So, whether the G20 works or not depends on: the issue, and what is required to deal with the particular problem.

1) It will depend on the nature of the disagreements, whether they are fundamental (about the desirability of markets), substantive (about how to deal with a specific problem), or distributional (about how to allocate the costs).

2) It will depend on how the parties respond to disagreement.  Will the response be 20 separate uncoordinated responses to problems?  Will the response to disagreement among the 20 be to form smaller clubs of agreement, say a G7 and a G13 set of separate responses but coordinated within each subset?

3) It will depend on time and the consequences of delay.  One proposition: the larger the group the greater must be the crisis to generate a consensus response, and the greater the delay in responding to crises.   The consequences of delay are also likely to vary.  Note the national responses undertaken before the first G20 meeting was even held.

In short, the commentaries and blog posts are correctives.  Yes, a stampede of lemmings is undesirable.  Yes, disagreements can lead to better policy.  There is an argument known in business schools as the “Abilene paradox” about the consequences of “mismanaged agreement” (the international relations literature refers to this as “groupthink”).  So we should not respond in despair to disagreement.  After all, bargaining occurs in situations of disagreement and it takes time to arrive at bargaining solutions, and initial disagreement and even stalemate do not preclude eventual agreement.  But sometimes, available bargains are not struck and the even when they are, the costs of delay are enormous.  Few international conferences result in an agreement at the first meeting and in immediate resolutions to problems.  Yet many international conferences have resulted in breakdown, a failure to deal with underlying issues, and, in the national security sphere, as precursors to war.

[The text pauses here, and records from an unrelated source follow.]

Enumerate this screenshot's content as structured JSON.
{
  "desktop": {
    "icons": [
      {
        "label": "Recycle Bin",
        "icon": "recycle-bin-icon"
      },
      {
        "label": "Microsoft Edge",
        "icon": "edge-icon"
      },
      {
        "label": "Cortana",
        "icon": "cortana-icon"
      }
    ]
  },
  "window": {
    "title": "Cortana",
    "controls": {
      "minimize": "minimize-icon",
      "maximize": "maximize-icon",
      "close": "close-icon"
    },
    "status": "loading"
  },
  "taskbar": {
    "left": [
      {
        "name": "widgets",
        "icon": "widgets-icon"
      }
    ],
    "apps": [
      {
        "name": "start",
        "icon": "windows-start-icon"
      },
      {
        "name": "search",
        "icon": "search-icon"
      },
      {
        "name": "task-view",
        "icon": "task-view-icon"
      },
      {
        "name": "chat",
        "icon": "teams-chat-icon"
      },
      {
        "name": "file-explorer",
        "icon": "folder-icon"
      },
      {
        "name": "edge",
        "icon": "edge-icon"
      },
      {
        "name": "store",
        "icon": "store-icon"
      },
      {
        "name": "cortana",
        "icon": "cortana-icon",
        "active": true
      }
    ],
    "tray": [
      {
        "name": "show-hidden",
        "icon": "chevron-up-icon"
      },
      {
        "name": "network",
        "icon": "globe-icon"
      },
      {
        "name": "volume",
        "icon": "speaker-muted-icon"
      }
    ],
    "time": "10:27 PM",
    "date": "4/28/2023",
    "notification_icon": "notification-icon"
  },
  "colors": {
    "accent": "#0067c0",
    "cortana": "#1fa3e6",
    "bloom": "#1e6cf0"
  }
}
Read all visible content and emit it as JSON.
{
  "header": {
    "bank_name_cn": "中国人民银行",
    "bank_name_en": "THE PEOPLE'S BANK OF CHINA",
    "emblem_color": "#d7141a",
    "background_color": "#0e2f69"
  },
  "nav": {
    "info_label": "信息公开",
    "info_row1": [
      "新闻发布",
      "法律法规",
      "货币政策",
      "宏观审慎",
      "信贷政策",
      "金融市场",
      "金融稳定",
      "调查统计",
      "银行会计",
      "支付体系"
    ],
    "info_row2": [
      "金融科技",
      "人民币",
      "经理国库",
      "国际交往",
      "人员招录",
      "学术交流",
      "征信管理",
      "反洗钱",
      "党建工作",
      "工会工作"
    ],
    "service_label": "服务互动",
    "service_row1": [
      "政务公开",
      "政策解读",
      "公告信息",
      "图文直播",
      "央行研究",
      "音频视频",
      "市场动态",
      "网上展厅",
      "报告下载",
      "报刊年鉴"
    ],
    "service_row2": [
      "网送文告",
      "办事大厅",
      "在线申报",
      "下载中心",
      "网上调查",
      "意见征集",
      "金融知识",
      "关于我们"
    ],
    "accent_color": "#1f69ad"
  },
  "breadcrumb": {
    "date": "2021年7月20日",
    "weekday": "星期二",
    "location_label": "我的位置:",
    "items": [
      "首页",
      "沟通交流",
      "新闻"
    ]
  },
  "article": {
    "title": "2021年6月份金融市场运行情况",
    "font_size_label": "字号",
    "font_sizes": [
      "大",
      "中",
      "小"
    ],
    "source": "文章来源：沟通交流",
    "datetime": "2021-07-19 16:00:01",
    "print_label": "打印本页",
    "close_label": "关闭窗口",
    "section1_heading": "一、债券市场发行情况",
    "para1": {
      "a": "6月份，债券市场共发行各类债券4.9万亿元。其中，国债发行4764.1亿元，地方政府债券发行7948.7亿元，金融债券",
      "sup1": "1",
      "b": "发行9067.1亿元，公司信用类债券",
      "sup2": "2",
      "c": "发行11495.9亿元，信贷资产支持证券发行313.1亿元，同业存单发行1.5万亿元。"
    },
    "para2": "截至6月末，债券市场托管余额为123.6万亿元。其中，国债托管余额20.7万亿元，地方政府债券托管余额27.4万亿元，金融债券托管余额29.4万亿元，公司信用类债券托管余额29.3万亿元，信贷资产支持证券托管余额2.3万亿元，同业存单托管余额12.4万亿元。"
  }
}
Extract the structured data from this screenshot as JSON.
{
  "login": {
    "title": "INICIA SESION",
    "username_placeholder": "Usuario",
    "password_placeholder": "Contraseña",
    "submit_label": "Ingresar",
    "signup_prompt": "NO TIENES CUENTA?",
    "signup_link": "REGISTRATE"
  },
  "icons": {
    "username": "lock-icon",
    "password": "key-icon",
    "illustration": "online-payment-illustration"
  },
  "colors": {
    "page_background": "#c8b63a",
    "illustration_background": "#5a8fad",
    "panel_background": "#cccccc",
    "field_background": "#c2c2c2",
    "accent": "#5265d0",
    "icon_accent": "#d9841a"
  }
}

One’s view of the consequences of disagreement will thus depend on one’s answer to some of the questions posed above and to the specific issues and experiences (not surprisingly, Pacific island nations fearing their disappearance have been the ones most urgently pressing for responses to global warming).

And a comparison with historical assessments of other institutions should make us wary both of snap judgments or even generic views.  Think of NATO, and all the times people decried its disagreements, the problems in obtaining consensus, and the divergent assessments depending on the issue.  I would guess the G-20 will look no different, assuming it has some successes.